## Work required
From the entries below, copy every line that has the word "true".
#####
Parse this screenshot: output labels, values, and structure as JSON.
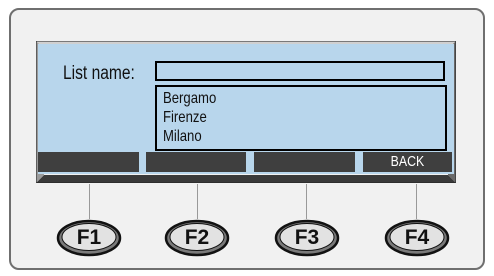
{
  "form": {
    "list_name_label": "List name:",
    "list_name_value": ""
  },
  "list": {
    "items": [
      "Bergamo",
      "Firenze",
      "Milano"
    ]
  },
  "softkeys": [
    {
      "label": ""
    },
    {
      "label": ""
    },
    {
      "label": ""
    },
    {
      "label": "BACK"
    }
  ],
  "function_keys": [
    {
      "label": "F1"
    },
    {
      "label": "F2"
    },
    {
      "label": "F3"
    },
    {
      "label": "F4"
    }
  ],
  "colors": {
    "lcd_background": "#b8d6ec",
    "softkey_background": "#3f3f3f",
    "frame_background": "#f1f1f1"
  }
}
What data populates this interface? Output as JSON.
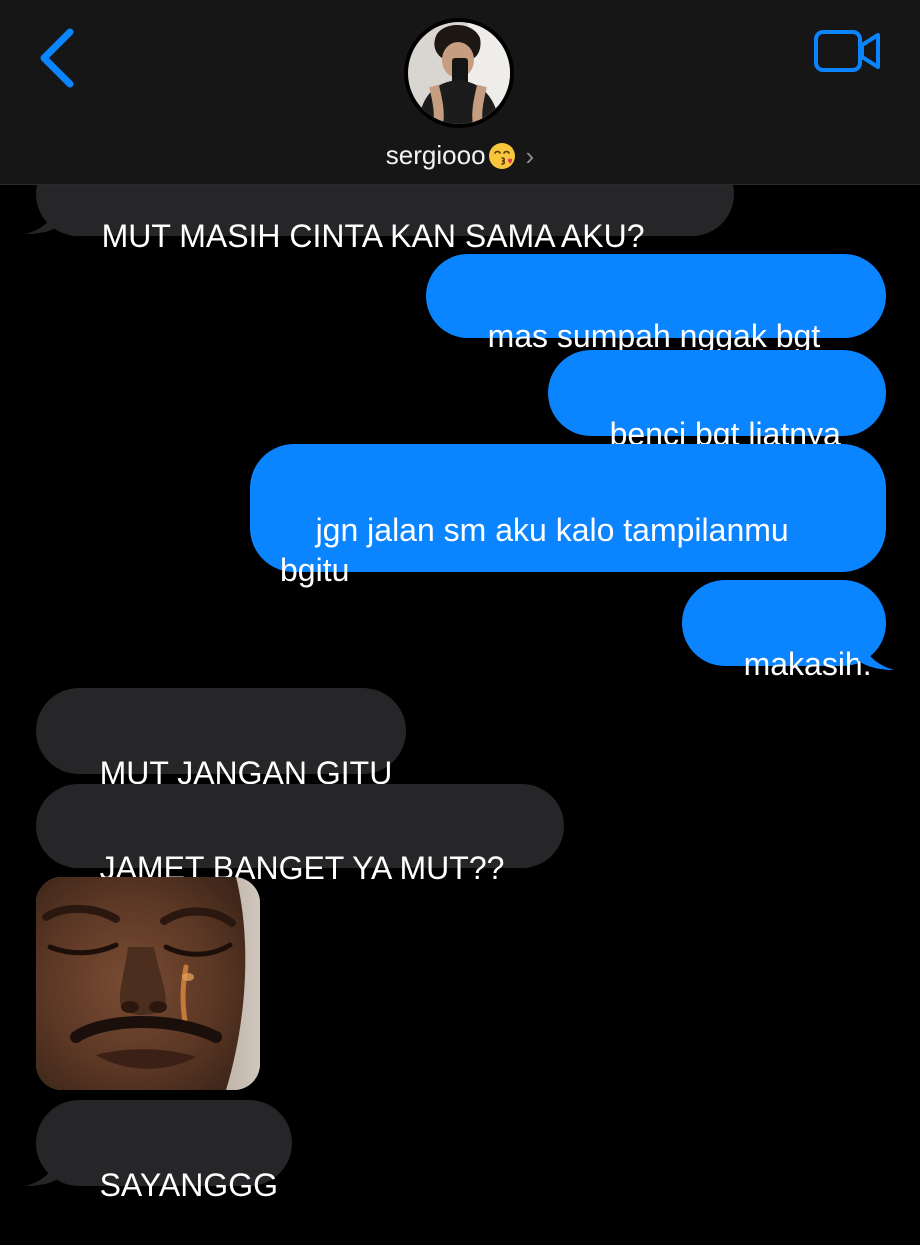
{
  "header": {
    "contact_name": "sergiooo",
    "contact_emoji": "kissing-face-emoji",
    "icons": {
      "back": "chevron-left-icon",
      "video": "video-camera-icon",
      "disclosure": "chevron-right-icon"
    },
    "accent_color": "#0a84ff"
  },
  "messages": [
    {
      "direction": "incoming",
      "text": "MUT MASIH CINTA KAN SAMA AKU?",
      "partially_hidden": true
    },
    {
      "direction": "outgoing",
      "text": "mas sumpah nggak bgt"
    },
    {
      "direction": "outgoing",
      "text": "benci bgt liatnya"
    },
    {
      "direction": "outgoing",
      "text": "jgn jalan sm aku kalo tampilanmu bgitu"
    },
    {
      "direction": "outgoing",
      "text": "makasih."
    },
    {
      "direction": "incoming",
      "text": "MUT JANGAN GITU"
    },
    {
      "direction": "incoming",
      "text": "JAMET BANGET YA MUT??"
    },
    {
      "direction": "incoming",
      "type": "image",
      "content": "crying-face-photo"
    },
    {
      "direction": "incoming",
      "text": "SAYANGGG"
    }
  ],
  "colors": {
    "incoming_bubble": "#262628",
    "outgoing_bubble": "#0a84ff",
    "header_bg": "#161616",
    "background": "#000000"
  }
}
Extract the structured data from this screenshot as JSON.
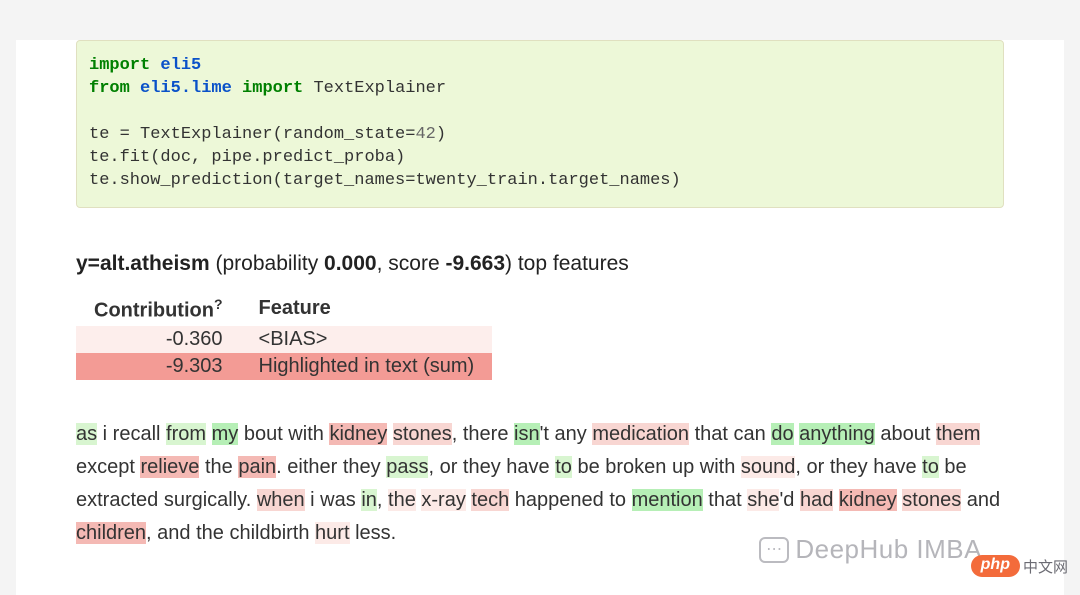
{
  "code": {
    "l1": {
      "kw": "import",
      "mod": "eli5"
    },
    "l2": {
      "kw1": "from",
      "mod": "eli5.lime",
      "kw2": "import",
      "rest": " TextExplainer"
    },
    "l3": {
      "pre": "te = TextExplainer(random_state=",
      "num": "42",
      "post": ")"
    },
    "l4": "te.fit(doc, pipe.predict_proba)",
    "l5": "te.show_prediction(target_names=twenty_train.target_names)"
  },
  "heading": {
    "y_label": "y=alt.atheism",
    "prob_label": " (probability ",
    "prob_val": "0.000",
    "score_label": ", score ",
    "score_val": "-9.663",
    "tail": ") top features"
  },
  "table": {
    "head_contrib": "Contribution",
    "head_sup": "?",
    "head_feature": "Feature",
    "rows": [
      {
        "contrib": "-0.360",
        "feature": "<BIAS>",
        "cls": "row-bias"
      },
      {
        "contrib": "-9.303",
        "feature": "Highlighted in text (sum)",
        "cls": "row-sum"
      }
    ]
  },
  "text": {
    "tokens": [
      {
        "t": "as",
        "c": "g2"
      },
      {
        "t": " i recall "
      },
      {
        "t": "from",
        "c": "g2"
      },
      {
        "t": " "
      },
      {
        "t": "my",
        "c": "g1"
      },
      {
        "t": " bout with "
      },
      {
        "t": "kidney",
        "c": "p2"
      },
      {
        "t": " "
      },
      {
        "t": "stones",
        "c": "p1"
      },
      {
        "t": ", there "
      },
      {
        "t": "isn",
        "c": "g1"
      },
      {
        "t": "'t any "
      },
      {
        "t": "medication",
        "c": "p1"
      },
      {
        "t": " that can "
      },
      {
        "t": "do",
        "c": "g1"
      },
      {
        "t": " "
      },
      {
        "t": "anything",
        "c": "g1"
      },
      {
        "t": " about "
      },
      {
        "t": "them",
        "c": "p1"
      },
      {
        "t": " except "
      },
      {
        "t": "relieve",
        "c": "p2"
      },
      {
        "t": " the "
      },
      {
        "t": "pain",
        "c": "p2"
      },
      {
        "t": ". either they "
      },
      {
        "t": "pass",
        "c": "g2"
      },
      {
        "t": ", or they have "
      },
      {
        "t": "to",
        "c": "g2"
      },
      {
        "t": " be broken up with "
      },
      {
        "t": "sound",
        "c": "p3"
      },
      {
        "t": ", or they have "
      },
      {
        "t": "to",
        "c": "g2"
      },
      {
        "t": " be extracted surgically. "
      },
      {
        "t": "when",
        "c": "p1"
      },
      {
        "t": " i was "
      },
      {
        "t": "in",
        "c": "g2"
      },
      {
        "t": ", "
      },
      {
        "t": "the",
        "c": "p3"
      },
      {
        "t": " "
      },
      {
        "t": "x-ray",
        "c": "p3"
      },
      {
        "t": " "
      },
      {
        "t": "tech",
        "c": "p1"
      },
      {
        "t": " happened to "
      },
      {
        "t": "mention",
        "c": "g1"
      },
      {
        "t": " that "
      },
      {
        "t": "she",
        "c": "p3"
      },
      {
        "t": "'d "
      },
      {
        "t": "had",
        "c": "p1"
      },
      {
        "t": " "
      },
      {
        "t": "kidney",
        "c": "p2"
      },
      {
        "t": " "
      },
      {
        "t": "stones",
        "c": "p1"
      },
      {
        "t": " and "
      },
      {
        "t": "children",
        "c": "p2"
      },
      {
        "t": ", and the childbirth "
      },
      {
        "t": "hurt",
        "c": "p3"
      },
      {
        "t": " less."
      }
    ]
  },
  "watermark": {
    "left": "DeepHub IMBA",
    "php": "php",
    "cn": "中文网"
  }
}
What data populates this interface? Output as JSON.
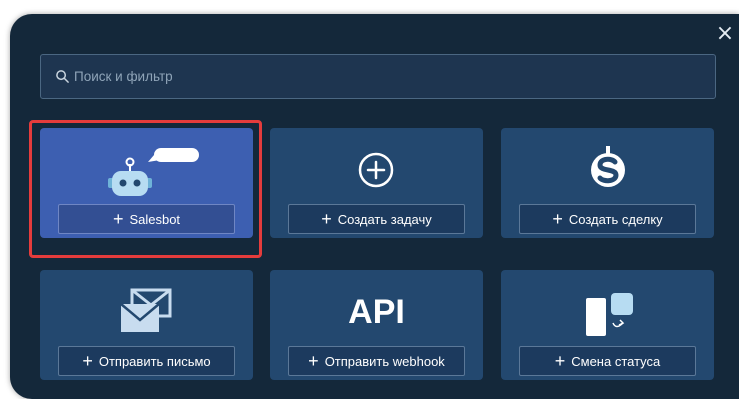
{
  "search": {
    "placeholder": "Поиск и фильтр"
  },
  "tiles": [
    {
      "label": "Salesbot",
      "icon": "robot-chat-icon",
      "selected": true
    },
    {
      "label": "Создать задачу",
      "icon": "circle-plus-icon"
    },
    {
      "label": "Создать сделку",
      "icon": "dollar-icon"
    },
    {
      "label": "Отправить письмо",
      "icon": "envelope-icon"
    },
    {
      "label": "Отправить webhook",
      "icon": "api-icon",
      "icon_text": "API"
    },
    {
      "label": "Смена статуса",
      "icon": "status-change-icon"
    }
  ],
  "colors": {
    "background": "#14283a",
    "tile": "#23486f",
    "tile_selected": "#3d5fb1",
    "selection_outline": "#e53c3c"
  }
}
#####
## Worked solution
      "partially_hidden": true
      "selected": true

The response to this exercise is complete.